Authorities in the U.S. have arrested two Myanmar citizens residing in New York in connection with an alleged plot to kill their country's ambassador to the United Nations, Kyaw Moe Tun, federal prosecutors say.
According to a news release from the U.S. Attorney's Office of the Southern District of New York, Phyo Hein Htut concocted a plan with an arms dealer in Thailand who sells weapons to the Myanmar military. Under the plan, Phyo Hein Htut would "hire attackers to hurt the Ambassador in an attempt to force the Ambassador to step down from his post. If the Ambassador did not step down, then the Arms Dealer proposed that the attackers hired by Htut would kill the Ambassador."
The second defendant, Ye Hein Zaw, allegedly was going to send money to Phyo Hein Htut to finance the attack, which was to take place near New York City.
Each defendant is charged with one count of conspiracy to assault and make a violent attack upon a foreign official, which carries a maximum sentence of five years in prison.
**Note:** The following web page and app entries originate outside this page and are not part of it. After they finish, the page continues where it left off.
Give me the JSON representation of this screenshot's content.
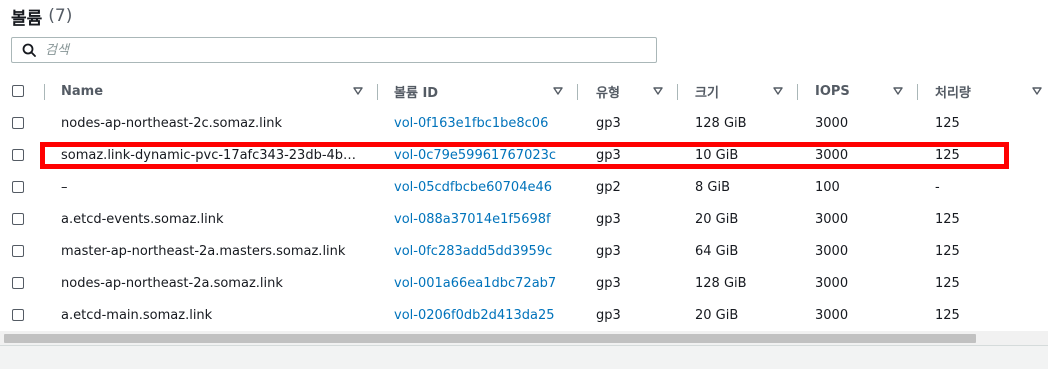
{
  "header": {
    "title": "볼륨",
    "count": "(7)"
  },
  "search": {
    "placeholder": "검색",
    "value": ""
  },
  "columns": [
    {
      "label": "Name"
    },
    {
      "label": "볼륨 ID"
    },
    {
      "label": "유형"
    },
    {
      "label": "크기"
    },
    {
      "label": "IOPS"
    },
    {
      "label": "처리량"
    }
  ],
  "rows": [
    {
      "name": "nodes-ap-northeast-2c.somaz.link",
      "volume_id": "vol-0f163e1fbc1be8c06",
      "type": "gp3",
      "size": "128 GiB",
      "iops": "3000",
      "throughput": "125"
    },
    {
      "name": "somaz.link-dynamic-pvc-17afc343-23db-4b…",
      "volume_id": "vol-0c79e59961767023c",
      "type": "gp3",
      "size": "10 GiB",
      "iops": "3000",
      "throughput": "125"
    },
    {
      "name": "–",
      "volume_id": "vol-05cdfbcbe60704e46",
      "type": "gp2",
      "size": "8 GiB",
      "iops": "100",
      "throughput": "-"
    },
    {
      "name": "a.etcd-events.somaz.link",
      "volume_id": "vol-088a37014e1f5698f",
      "type": "gp3",
      "size": "20 GiB",
      "iops": "3000",
      "throughput": "125"
    },
    {
      "name": "master-ap-northeast-2a.masters.somaz.link",
      "volume_id": "vol-0fc283add5dd3959c",
      "type": "gp3",
      "size": "64 GiB",
      "iops": "3000",
      "throughput": "125"
    },
    {
      "name": "nodes-ap-northeast-2a.somaz.link",
      "volume_id": "vol-001a66ea1dbc72ab7",
      "type": "gp3",
      "size": "128 GiB",
      "iops": "3000",
      "throughput": "125"
    },
    {
      "name": "a.etcd-main.somaz.link",
      "volume_id": "vol-0206f0db2d413da25",
      "type": "gp3",
      "size": "20 GiB",
      "iops": "3000",
      "throughput": "125"
    }
  ],
  "highlighted_row": 1,
  "colors": {
    "link": "#0073bb",
    "highlight": "#ff0000",
    "header_text": "#545b64"
  },
  "icons": {
    "search": "search-icon",
    "sort": "sort-caret-down-icon"
  }
}
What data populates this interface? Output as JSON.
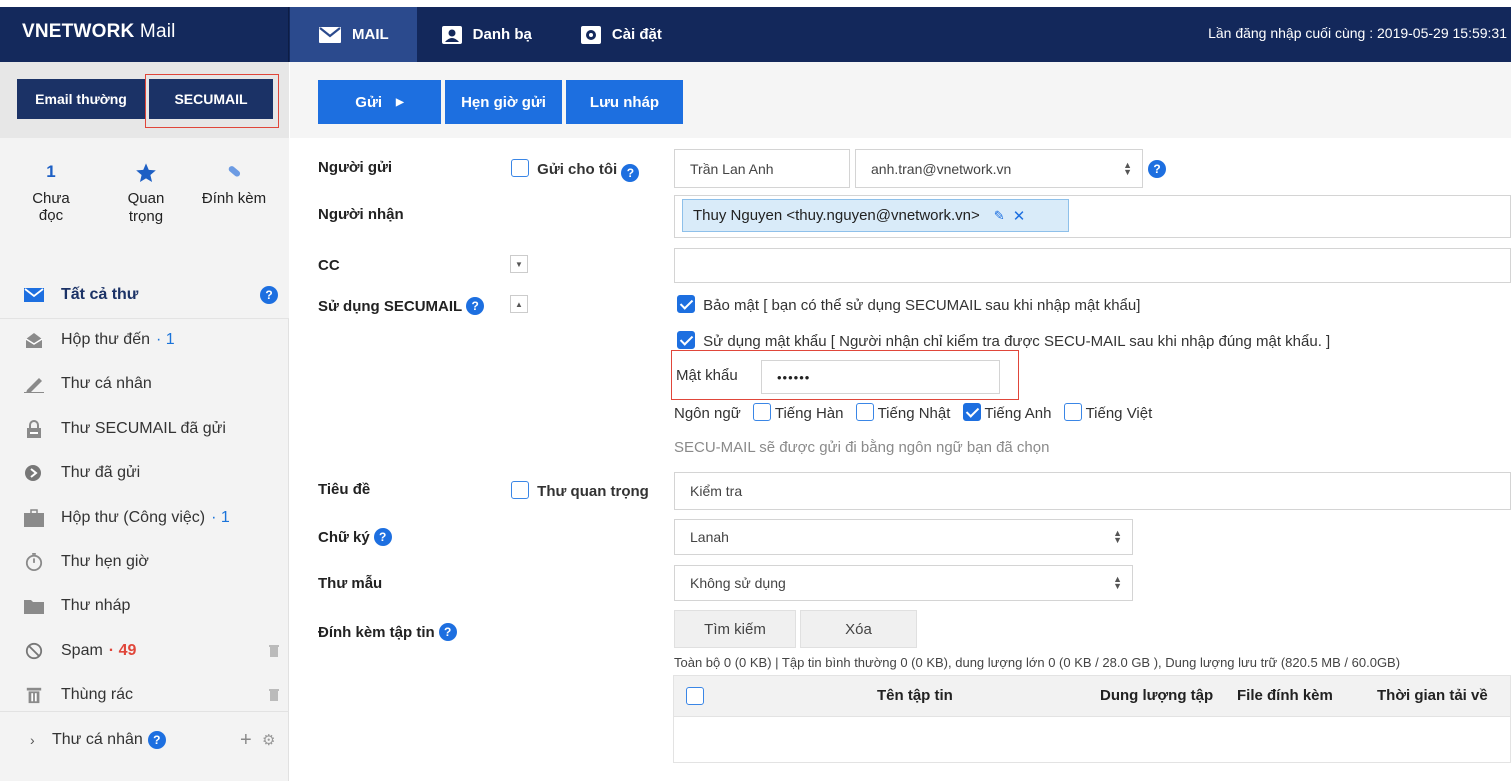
{
  "header": {
    "brand_bold": "VNETWORK",
    "brand_light": " Mail",
    "nav": [
      {
        "label": "MAIL"
      },
      {
        "label": "Danh bạ"
      },
      {
        "label": "Cài đặt"
      }
    ],
    "last_login": "Lần đăng nhập cuối cùng : 2019-05-29 15:59:31"
  },
  "sidebar": {
    "tabs": {
      "email": "Email thường",
      "secumail": "SECUMAIL"
    },
    "quick": {
      "unread_count": "1",
      "unread_label": "Chưa đọc",
      "important_label": "Quan trọng",
      "attach_label": "Đính kèm"
    },
    "folders": [
      {
        "label": "Tất cả thư",
        "count": ""
      },
      {
        "label": "Hộp thư đến",
        "count": "· 1"
      },
      {
        "label": "Thư cá nhân",
        "count": ""
      },
      {
        "label": "Thư SECUMAIL đã gửi",
        "count": ""
      },
      {
        "label": "Thư đã gửi",
        "count": ""
      },
      {
        "label": "Hộp thư (Công việc)",
        "count": "· 1"
      },
      {
        "label": "Thư hẹn giờ",
        "count": ""
      },
      {
        "label": "Thư nháp",
        "count": ""
      },
      {
        "label": "Spam",
        "count": "· 49"
      },
      {
        "label": "Thùng rác",
        "count": ""
      }
    ],
    "personal_section": "Thư cá nhân"
  },
  "toolbar": {
    "send": "Gửi",
    "schedule": "Hẹn giờ gửi",
    "draft": "Lưu nháp"
  },
  "form": {
    "sender_label": "Người gửi",
    "send_to_me_label": "Gửi cho tôi",
    "sender_name": "Trần Lan Anh",
    "sender_email": "anh.tran@vnetwork.vn",
    "recipient_label": "Người nhận",
    "recipient_chip": "Thuy Nguyen <thuy.nguyen@vnetwork.vn>",
    "cc_label": "CC",
    "cc_value": "",
    "secumail_label": "Sử dụng SECUMAIL",
    "security_option": "Bảo mật [ bạn có thể sử dụng SECUMAIL sau khi nhập mật khẩu]",
    "password_option": "Sử dụng mật khẩu [ Người nhận chỉ kiểm tra được SECU-MAIL sau khi nhập đúng mật khẩu. ]",
    "password_label": "Mật khẩu",
    "password_value": "••••••",
    "language_label": "Ngôn ngữ",
    "languages": [
      {
        "label": "Tiếng Hàn",
        "checked": false
      },
      {
        "label": "Tiếng Nhật",
        "checked": false
      },
      {
        "label": "Tiếng Anh",
        "checked": true
      },
      {
        "label": "Tiếng Việt",
        "checked": false
      }
    ],
    "language_note": "SECU-MAIL sẽ được gửi đi bằng ngôn ngữ bạn đã chọn",
    "subject_label": "Tiêu đề",
    "important_label": "Thư quan trọng",
    "subject_value": "Kiểm tra",
    "signature_label": "Chữ ký",
    "signature_value": "Lanah",
    "template_label": "Thư mẫu",
    "template_value": "Không sử dụng",
    "attach_label": "Đính kèm tập tin",
    "search_button": "Tìm kiếm",
    "delete_button": "Xóa",
    "storage_info": "Toàn bộ 0 (0 KB) | Tập tin bình thường 0 (0 KB), dung lượng lớn 0 (0 KB / 28.0 GB ), Dung lượng lưu trữ (820.5 MB / 60.0GB)",
    "table_headers": {
      "filename": "Tên tập tin",
      "size": "Dung lượng tập",
      "attached": "File đính kèm",
      "upload_time": "Thời gian tải về"
    }
  },
  "colors": {
    "navy": "#13285b",
    "accent": "#1d6fe0",
    "highlight": "#e0463a"
  }
}
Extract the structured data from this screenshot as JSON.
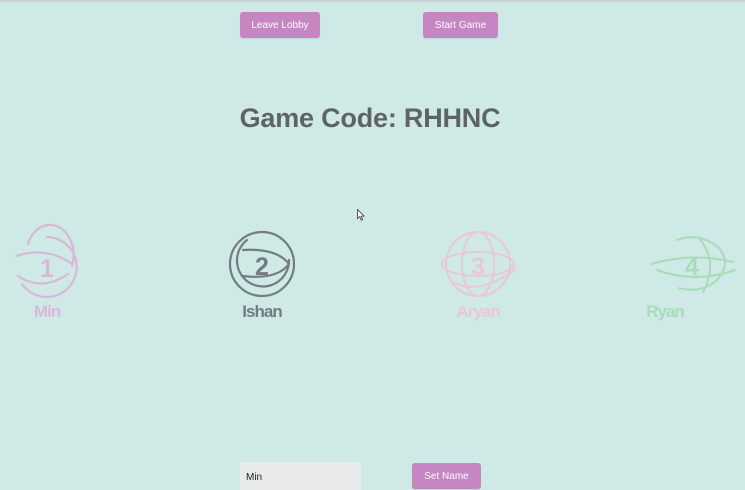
{
  "lobby": {
    "leave_label": "Leave Lobby",
    "start_label": "Start Game",
    "game_code_text": "Game Code: RHHNC"
  },
  "players": [
    {
      "number": "1",
      "name": "Min",
      "color": "#d8b8d8",
      "icon": "orbit-circle-icon"
    },
    {
      "number": "2",
      "name": "Ishan",
      "color": "#737c80",
      "icon": "orbit-circle-icon"
    },
    {
      "number": "3",
      "name": "Aryan",
      "color": "#e8c7d8",
      "icon": "orbit-circle-icon"
    },
    {
      "number": "4",
      "name": "Ryan",
      "color": "#a8dcb9",
      "icon": "orbit-circle-icon"
    }
  ],
  "name_form": {
    "input_value": "Min",
    "set_name_label": "Set Name"
  },
  "colors": {
    "background": "#cfe9e7",
    "button": "#c586c2",
    "title": "#5e6466"
  }
}
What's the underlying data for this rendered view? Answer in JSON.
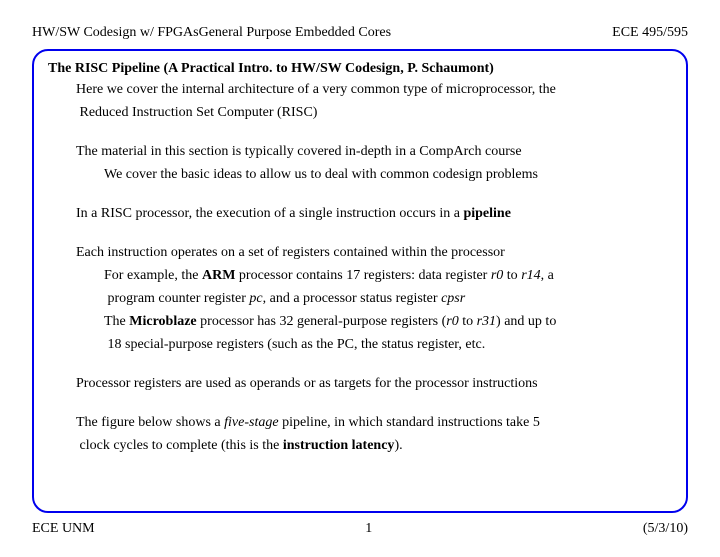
{
  "header": {
    "left": "HW/SW Codesign w/ FPGAsGeneral Purpose Embedded Cores",
    "right": "ECE 495/595"
  },
  "title": "The RISC Pipeline (A Practical Intro. to HW/SW Codesign, P. Schaumont)",
  "line1": "Here we cover the internal architecture of a very common type of microprocessor, the",
  "line2": "Reduced Instruction Set Computer (RISC)",
  "line3": "The material in this section is typically covered in-depth in a CompArch course",
  "line4": "We cover the basic ideas to allow us to deal with common codesign problems",
  "line5a": "In a RISC processor, the execution of a single instruction occurs in a ",
  "line5b": "pipeline",
  "line6": "Each instruction operates on a set of registers contained within the processor",
  "line7a": "For example, the ",
  "line7b": "ARM",
  "line7c": " processor contains 17 registers: data register ",
  "line7d": "r0",
  "line7e": " to ",
  "line7f": "r14",
  "line7g": ", a",
  "line8a": "program counter register ",
  "line8b": "pc",
  "line8c": ", and a processor status register ",
  "line8d": "cpsr",
  "line9a": "The ",
  "line9b": "Microblaze",
  "line9c": " processor has 32 general-purpose registers (",
  "line9d": "r0",
  "line9e": " to ",
  "line9f": "r31",
  "line9g": ") and up to",
  "line10": "18 special-purpose registers (such as the PC, the status register, etc.",
  "line11": "Processor registers are used as operands or as targets for the processor instructions",
  "line12a": "The figure below shows a ",
  "line12b": "five-stage",
  "line12c": " pipeline, in which standard instructions take 5",
  "line13a": "clock cycles to complete (this is the ",
  "line13b": "instruction latency",
  "line13c": ").",
  "footer": {
    "left": "ECE UNM",
    "center": "1",
    "right": "(5/3/10)"
  }
}
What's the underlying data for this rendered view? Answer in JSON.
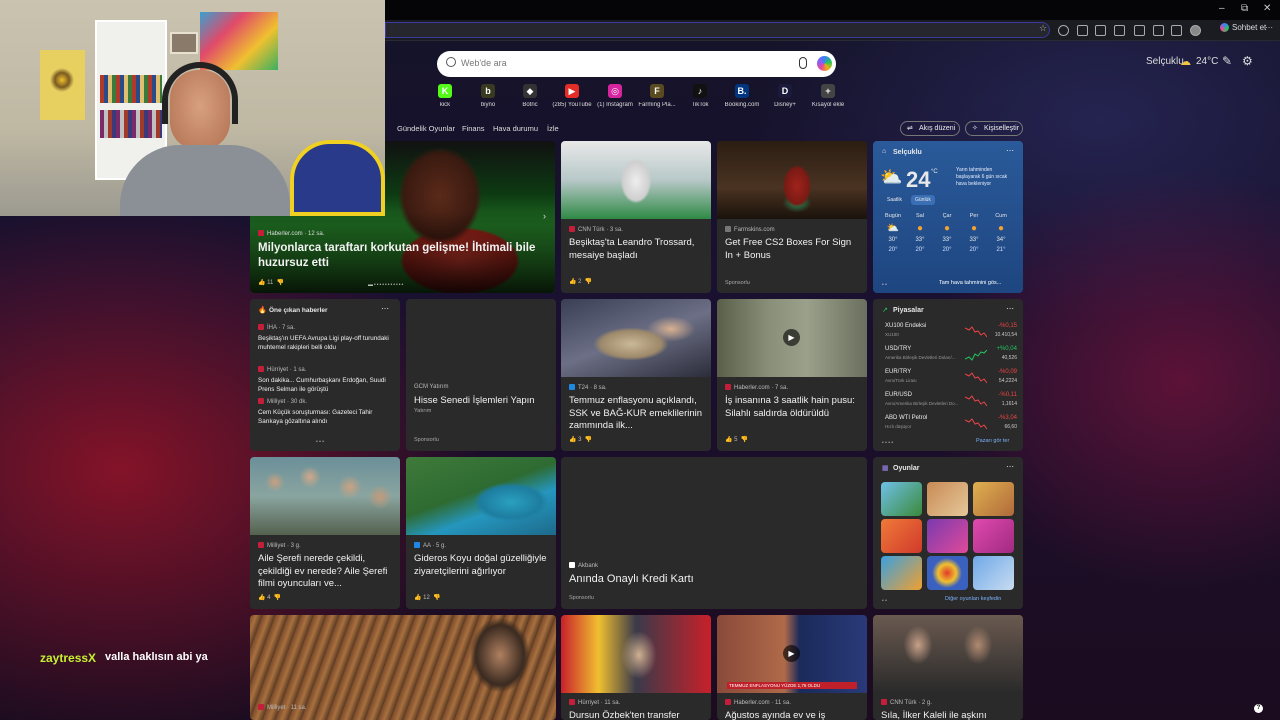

Myanmar's military, which overthrew the government of civilian leader Aung San Suu Kyi on February 1, has been trying to remove Kyaw Moe Tun, who opposes the military junta, from his post at the U.N. and replace him. Kyaw Moe Tun told Agence France-Presse on Wednesday that his life had been threatened and that he was given additional security.
In late February, Kyaw Moe Tun spoke passionately before the U.N.
"We will continue to fight for a government which is of the people, by the people, for the people," Kyaw Moe Tun said, his voice cracking. He then spoke briefly in his native Burmese to address his fellow citizens listening in Myanmar, which is also known as Burma.
"I would like to request to all of you to keep on fighting," he urged his countrymen, according to a translation of his remarks. "The revolution must succeed."
Messages seeking comment from the suspects' lawyers were not immediately returned, The Associated Press said, and a message and phone call seeking comment were sent to the Myanmar mission to the U.N.
Nearly 950 people have been killed, more than 7,000 have been arrested and 5,502 are still detained since the coup began on February 1, according to the Assistance Association for Political Prisoners (Burma), a human rights organization based in Thailand and Myanmar.
Some information for this report came from The Associated Press, Reuters and AFP.